Important visitors were coming to our mine site.
From an environmental perspective, the site needed to look its best. We were keen to impress!
Preparation was paramount to the success of the visit. We had spent weeks planning for this day.
I sent my team of two advisors (from corporate office) to site, a few days in advance of the visit to provide additional support to site staff. It seemed that despite our polite requests for help, communications about the importance of the visit, and despite support at a corporate level,
many site staff were in no mood to cooperate, to be helpful in any shape or form.
To the credit of our environmental team, they did what they could on their own and with support of a few individuals. Tempers flared as they continued to ask favors for activities that required specialist machinery. They were frustrated by the lack of support.
The day before the visit, they were exhausted and reported that they were not able to get the site to a standard that we were wanting. My response was ‘you have done your best and nobody can ask any more than that’.
The site visit went very well. Our visitors were impressed. Our communications were professional, and everything went according to schedule and plan.
We’d achieved an 80% rating for the presentation of the site (according to our own standards) and that turned out to be good enough.

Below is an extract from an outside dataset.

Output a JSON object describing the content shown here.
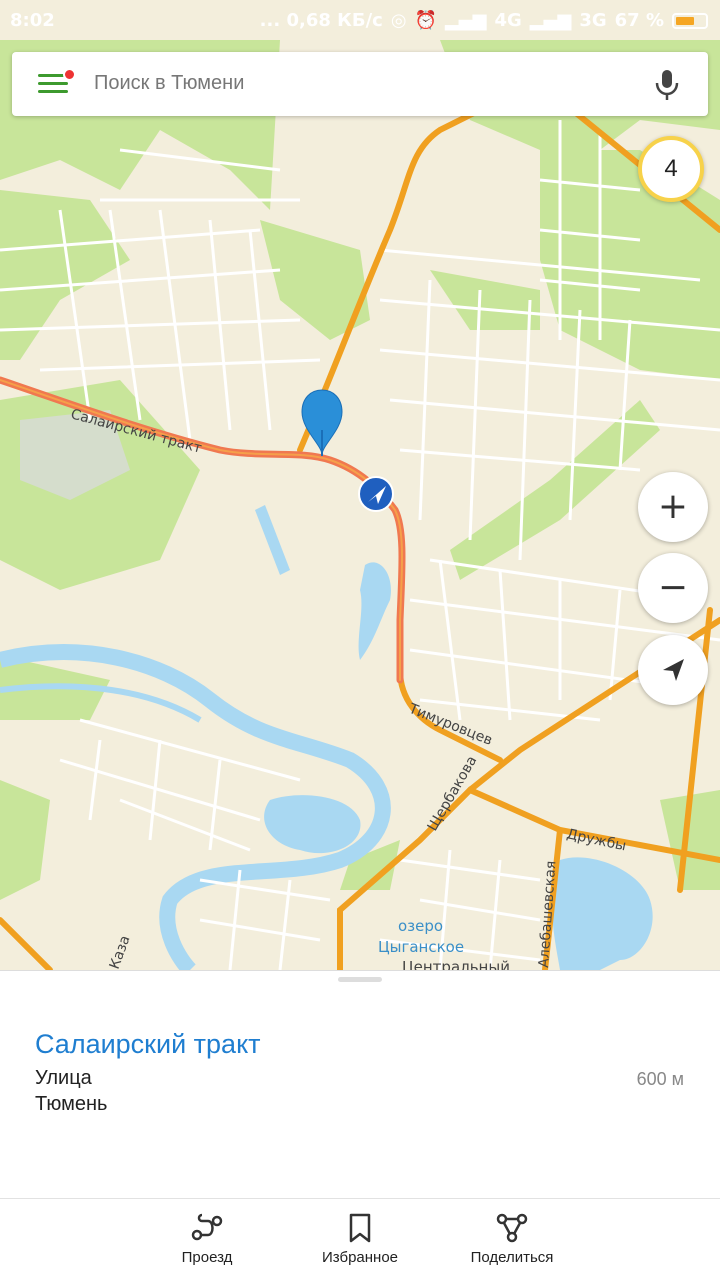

The environmental team could have done nothing, continued to butt heads with the mining teams, and achieved very little. Instead they got out there, got their hands dirty and did what they could by exploring every resource or avenue available to them, which got the site presentation to the 80% mark.
They were disappointed at the time. They wanted the site to look its best, but that extra 20% would not have made any difference to the outcome.
The moral of this story is that when faced with adversity, you do the best that you can with the resources available, and if you apply the 80:20 rule then it is likely that will be good enough to achieve your objective.